#### DATA SUPPLIED ####

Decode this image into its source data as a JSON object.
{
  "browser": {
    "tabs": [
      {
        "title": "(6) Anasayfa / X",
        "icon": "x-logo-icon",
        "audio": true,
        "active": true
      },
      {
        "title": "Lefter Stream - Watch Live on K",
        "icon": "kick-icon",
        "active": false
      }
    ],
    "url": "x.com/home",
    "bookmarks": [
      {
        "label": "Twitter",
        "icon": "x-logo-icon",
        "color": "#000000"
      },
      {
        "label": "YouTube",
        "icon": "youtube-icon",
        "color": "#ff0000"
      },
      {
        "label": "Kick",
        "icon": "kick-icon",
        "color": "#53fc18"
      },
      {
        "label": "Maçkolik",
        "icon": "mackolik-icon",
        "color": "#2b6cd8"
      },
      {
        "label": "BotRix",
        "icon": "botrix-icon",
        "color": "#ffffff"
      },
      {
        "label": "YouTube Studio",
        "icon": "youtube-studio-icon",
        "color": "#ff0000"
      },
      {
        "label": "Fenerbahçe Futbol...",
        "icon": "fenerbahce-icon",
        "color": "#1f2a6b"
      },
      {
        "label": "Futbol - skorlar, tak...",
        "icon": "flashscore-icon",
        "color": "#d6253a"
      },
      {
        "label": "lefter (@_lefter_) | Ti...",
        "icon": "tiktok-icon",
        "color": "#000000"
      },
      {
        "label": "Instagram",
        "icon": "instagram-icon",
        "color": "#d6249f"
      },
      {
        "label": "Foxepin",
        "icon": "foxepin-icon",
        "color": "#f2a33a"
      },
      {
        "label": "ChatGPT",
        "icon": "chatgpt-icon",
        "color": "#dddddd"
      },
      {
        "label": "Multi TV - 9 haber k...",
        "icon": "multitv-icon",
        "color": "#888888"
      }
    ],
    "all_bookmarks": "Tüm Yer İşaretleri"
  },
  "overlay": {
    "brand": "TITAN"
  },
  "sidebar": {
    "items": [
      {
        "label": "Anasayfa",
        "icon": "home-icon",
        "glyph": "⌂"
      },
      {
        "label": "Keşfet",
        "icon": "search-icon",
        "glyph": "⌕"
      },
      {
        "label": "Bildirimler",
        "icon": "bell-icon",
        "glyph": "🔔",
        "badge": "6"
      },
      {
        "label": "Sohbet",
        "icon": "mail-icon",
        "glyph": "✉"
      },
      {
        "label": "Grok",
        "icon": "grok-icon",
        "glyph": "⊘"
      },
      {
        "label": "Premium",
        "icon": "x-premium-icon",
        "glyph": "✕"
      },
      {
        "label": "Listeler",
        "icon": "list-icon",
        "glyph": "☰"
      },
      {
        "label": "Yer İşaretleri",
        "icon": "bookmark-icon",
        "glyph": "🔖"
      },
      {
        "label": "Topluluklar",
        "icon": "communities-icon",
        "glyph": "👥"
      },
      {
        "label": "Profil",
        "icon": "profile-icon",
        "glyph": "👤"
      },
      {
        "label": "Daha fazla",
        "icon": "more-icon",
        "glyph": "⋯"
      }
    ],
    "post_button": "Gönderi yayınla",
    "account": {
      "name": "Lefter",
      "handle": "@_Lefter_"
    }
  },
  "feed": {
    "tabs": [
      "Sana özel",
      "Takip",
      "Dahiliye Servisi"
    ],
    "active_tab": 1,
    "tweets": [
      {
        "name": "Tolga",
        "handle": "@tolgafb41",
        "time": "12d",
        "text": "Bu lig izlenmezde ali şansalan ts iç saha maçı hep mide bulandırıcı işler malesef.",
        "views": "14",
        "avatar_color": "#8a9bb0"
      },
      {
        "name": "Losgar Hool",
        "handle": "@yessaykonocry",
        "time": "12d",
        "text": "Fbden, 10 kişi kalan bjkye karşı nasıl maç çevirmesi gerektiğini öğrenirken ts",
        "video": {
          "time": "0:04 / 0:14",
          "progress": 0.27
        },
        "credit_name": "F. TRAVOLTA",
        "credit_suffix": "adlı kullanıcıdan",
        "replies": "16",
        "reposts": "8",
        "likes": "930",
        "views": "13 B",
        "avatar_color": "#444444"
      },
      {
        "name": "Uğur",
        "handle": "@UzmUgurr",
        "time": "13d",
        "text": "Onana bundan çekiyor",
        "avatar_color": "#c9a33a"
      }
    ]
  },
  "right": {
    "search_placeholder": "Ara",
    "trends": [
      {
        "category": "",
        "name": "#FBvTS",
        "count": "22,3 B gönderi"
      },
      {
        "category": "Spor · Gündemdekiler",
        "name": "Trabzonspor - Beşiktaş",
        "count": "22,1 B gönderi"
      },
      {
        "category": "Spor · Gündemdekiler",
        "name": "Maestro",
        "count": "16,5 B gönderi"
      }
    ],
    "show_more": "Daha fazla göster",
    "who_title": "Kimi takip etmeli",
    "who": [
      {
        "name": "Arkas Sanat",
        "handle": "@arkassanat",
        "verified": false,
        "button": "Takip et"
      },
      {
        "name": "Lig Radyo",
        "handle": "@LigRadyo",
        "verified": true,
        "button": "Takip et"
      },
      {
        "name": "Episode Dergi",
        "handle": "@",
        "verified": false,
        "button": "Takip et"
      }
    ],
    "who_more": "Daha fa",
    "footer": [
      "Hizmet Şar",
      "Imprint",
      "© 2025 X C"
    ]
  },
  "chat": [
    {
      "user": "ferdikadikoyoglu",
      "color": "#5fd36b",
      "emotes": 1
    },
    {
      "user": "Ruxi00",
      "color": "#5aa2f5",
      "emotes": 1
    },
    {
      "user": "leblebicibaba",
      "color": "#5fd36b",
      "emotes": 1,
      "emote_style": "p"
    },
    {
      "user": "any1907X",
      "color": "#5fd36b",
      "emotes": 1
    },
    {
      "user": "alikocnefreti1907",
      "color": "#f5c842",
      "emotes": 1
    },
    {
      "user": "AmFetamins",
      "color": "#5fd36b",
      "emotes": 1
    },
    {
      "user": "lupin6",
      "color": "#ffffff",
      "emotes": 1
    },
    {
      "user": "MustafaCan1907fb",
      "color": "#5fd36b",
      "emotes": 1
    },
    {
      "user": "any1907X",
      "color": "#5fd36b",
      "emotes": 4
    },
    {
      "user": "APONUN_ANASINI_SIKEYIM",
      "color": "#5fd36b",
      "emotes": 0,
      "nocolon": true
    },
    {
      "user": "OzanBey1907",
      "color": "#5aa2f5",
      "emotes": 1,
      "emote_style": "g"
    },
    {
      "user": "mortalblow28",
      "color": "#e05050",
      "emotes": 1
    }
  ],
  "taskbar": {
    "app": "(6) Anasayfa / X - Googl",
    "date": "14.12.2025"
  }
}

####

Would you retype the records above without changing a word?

- TASK SOLUTION -
Decode this image into its source data as a JSON object.
{
  "browser": {
    "tabs": [
      {
        "title": "(6) Anasayfa / X",
        "icon": "x-logo-icon",
        "audio": true,
        "active": true
      },
      {
        "title": "Lefter Stream - Watch Live on K",
        "icon": "kick-icon",
        "active": false
      }
    ],
    "url": "x.com/home",
    "bookmarks": [
      {
        "label": "Twitter",
        "icon": "x-logo-icon",
        "color": "#000000"
      },
      {
        "label": "YouTube",
        "icon": "youtube-icon",
        "color": "#ff0000"
      },
      {
        "label": "Kick",
        "icon": "kick-icon",
        "color": "#53fc18"
      },
      {
        "label": "Maçkolik",
        "icon": "mackolik-icon",
        "color": "#2b6cd8"
      },
      {
        "label": "BotRix",
        "icon": "botrix-icon",
        "color": "#ffffff"
      },
      {
        "label": "YouTube Studio",
        "icon": "youtube-studio-icon",
        "color": "#ff0000"
      },
      {
        "label": "Fenerbahçe Futbol...",
        "icon": "fenerbahce-icon",
        "color": "#1f2a6b"
      },
      {
        "label": "Futbol - skorlar, tak...",
        "icon": "flashscore-icon",
        "color": "#d6253a"
      },
      {
        "label": "lefter (@_lefter_) | Ti...",
        "icon": "tiktok-icon",
        "color": "#000000"
      },
      {
        "label": "Instagram",
        "icon": "instagram-icon",
        "color": "#d6249f"
      },
      {
        "label": "Foxepin",
        "icon": "foxepin-icon",
        "color": "#f2a33a"
      },
      {
        "label": "ChatGPT",
        "icon": "chatgpt-icon",
        "color": "#dddddd"
      },
      {
        "label": "Multi TV - 9 haber k...",
        "icon": "multitv-icon",
        "color": "#888888"
      }
    ],
    "all_bookmarks": "Tüm Yer İşaretleri"
  },
  "overlay": {
    "brand": "TITAN"
  },
  "sidebar": {
    "items": [
      {
        "label": "Anasayfa",
        "icon": "home-icon",
        "glyph": "⌂"
      },
      {
        "label": "Keşfet",
        "icon": "search-icon",
        "glyph": "⌕"
      },
      {
        "label": "Bildirimler",
        "icon": "bell-icon",
        "glyph": "🔔",
        "badge": "6"
      },
      {
        "label": "Sohbet",
        "icon": "mail-icon",
        "glyph": "✉"
      },
      {
        "label": "Grok",
        "icon": "grok-icon",
        "glyph": "⊘"
      },
      {
        "label": "Premium",
        "icon": "x-premium-icon",
        "glyph": "✕"
      },
      {
        "label": "Listeler",
        "icon": "list-icon",
        "glyph": "☰"
      },
      {
        "label": "Yer İşaretleri",
        "icon": "bookmark-icon",
        "glyph": "🔖"
      },
      {
        "label": "Topluluklar",
        "icon": "communities-icon",
        "glyph": "👥"
      },
      {
        "label": "Profil",
        "icon": "profile-icon",
        "glyph": "👤"
      },
      {
        "label": "Daha fazla",
        "icon": "more-icon",
        "glyph": "⋯"
      }
    ],
    "post_button": "Gönderi yayınla",
    "account": {
      "name": "Lefter",
      "handle": "@_Lefter_"
    }
  },
  "feed": {
    "tabs": [
      "Sana özel",
      "Takip",
      "Dahiliye Servisi"
    ],
    "active_tab": 1,
    "tweets": [
      {
        "name": "Tolga",
        "handle": "@tolgafb41",
        "time": "12d",
        "text": "Bu lig izlenmezde ali şansalan ts iç saha maçı hep mide bulandırıcı işler malesef.",
        "views": "14",
        "avatar_color": "#8a9bb0"
      },
      {
        "name": "Losgar Hool",
        "handle": "@yessaykonocry",
        "time": "12d",
        "text": "Fbden, 10 kişi kalan bjkye karşı nasıl maç çevirmesi gerektiğini öğrenirken ts",
        "video": {
          "time": "0:04 / 0:14",
          "progress": 0.27
        },
        "credit_name": "F. TRAVOLTA",
        "credit_suffix": "adlı kullanıcıdan",
        "replies": "16",
        "reposts": "8",
        "likes": "930",
        "views": "13 B",
        "avatar_color": "#444444"
      },
      {
        "name": "Uğur",
        "handle": "@UzmUgurr",
        "time": "13d",
        "text": "Onana bundan çekiyor",
        "avatar_color": "#c9a33a"
      }
    ]
  },
  "right": {
    "search_placeholder": "Ara",
    "trends": [
      {
        "category": "",
        "name": "#FBvTS",
        "count": "22,3 B gönderi"
      },
      {
        "category": "Spor · Gündemdekiler",
        "name": "Trabzonspor - Beşiktaş",
        "count": "22,1 B gönderi"
      },
      {
        "category": "Spor · Gündemdekiler",
        "name": "Maestro",
        "count": "16,5 B gönderi"
      }
    ],
    "show_more": "Daha fazla göster",
    "who_title": "Kimi takip etmeli",
    "who": [
      {
        "name": "Arkas Sanat",
        "handle": "@arkassanat",
        "verified": false,
        "button": "Takip et"
      },
      {
        "name": "Lig Radyo",
        "handle": "@LigRadyo",
        "verified": true,
        "button": "Takip et"
      },
      {
        "name": "Episode Dergi",
        "handle": "@",
        "verified": false,
        "button": "Takip et"
      }
    ],
    "who_more": "Daha fa",
    "footer": [
      "Hizmet Şar",
      "Imprint",
      "© 2025 X C"
    ]
  },
  "chat": [
    {
      "user": "ferdikadikoyoglu",
      "color": "#5fd36b",
      "emotes": 1
    },
    {
      "user": "Ruxi00",
      "color": "#5aa2f5",
      "emotes": 1
    },
    {
      "user": "leblebicibaba",
      "color": "#5fd36b",
      "emotes": 1,
      "emote_style": "p"
    },
    {
      "user": "any1907X",
      "color": "#5fd36b",
      "emotes": 1
    },
    {
      "user": "alikocnefreti1907",
      "color": "#f5c842",
      "emotes": 1
    },
    {
      "user": "AmFetamins",
      "color": "#5fd36b",
      "emotes": 1
    },
    {
      "user": "lupin6",
      "color": "#ffffff",
      "emotes": 1
    },
    {
      "user": "MustafaCan1907fb",
      "color": "#5fd36b",
      "emotes": 1
    },
    {
      "user": "any1907X",
      "color": "#5fd36b",
      "emotes": 4
    },
    {
      "user": "APONUN_ANASINI_SIKEYIM",
      "color": "#5fd36b",
      "emotes": 0,
      "nocolon": true
    },
    {
      "user": "OzanBey1907",
      "color": "#5aa2f5",
      "emotes": 1,
      "emote_style": "g"
    },
    {
      "user": "mortalblow28",
      "color": "#e05050",
      "emotes": 1
    }
  ],
  "taskbar": {
    "app": "(6) Anasayfa / X - Googl",
    "date": "14.12.2025"
  }
}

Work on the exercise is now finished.